BEGIN

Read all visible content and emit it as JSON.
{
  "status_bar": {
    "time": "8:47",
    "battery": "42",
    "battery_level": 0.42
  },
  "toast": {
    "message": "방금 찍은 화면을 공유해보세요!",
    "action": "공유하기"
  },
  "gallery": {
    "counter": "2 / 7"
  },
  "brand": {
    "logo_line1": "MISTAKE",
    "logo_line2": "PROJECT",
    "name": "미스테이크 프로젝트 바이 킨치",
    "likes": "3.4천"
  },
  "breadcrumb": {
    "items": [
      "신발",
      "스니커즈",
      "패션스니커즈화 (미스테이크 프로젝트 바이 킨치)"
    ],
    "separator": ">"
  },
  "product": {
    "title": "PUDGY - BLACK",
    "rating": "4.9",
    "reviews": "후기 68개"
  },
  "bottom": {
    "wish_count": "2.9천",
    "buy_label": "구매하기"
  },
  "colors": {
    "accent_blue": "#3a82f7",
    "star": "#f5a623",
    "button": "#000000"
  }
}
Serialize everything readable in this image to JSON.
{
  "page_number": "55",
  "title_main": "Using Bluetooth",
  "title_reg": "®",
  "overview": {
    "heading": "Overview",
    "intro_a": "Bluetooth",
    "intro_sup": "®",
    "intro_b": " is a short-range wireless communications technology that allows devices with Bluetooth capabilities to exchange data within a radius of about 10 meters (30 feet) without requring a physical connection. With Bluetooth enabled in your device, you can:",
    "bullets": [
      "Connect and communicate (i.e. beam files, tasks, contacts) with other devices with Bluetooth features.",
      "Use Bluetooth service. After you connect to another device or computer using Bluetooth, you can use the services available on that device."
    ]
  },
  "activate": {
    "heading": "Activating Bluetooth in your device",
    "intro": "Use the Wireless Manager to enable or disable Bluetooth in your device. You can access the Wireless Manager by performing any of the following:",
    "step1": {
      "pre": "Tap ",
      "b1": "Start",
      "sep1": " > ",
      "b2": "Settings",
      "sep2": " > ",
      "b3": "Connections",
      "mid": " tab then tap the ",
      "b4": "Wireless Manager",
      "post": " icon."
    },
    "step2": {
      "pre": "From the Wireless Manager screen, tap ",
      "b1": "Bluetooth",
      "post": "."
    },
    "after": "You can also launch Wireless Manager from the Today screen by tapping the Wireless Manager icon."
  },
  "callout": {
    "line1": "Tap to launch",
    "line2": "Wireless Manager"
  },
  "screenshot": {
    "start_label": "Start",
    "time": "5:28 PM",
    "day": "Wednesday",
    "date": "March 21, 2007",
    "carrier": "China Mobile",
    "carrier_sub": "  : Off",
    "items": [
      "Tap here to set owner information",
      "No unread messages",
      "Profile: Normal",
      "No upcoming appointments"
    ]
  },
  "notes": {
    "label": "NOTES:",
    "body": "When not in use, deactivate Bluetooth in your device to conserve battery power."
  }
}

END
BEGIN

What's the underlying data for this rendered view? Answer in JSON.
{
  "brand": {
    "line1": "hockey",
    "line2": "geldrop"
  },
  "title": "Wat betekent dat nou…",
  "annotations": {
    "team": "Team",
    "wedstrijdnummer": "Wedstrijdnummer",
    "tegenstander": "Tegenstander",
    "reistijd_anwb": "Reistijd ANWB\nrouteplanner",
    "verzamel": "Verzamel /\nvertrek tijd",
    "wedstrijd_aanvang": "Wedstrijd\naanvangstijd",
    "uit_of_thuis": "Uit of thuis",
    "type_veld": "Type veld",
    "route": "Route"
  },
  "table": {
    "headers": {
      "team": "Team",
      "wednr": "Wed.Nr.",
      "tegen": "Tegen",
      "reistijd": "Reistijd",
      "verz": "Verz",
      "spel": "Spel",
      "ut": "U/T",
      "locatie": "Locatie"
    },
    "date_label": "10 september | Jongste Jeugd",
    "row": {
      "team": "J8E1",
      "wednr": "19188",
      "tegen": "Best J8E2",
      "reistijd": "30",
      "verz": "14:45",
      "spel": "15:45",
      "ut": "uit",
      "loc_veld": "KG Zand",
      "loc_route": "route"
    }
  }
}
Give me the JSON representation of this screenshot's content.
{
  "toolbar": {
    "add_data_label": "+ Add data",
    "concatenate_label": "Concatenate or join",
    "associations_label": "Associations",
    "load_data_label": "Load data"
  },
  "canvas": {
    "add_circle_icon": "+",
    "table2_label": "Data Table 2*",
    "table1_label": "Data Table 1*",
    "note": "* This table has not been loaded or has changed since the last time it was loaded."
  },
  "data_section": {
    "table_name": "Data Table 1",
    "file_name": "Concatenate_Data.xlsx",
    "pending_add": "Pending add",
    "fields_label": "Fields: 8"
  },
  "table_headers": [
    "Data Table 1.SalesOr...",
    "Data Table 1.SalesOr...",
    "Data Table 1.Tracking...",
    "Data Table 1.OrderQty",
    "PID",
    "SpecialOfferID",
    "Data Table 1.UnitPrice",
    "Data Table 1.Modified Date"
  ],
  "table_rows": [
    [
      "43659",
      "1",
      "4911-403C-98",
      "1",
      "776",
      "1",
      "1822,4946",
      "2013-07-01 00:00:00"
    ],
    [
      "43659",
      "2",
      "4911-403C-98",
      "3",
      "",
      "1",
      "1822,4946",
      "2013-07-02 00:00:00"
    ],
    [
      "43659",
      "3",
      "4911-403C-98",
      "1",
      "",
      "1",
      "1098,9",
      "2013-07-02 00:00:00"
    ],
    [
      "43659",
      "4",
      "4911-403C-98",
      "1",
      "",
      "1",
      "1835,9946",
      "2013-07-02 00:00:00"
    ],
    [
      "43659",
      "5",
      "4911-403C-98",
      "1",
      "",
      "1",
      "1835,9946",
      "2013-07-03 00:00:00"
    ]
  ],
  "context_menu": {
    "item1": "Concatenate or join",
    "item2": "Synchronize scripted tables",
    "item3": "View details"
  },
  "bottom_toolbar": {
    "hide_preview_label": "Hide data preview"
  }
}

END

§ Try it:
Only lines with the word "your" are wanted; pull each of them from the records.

§ Task result:
    "intro_b": " is a short-range wireless communications technology that allows devices with Bluetooth capabilities to exchange data within a radius of about 10 meters (30 feet) without requring a physical connection. With Bluetooth enabled in your device, you can:",
    "heading": "Activating Bluetooth in your device",
    "intro": "Use the Wireless Manager to enable or disable Bluetooth in your device. You can access the Wireless Manager by performing any of the following:",
    "body": "When not in use, deactivate Bluetooth in your device to conserve battery power."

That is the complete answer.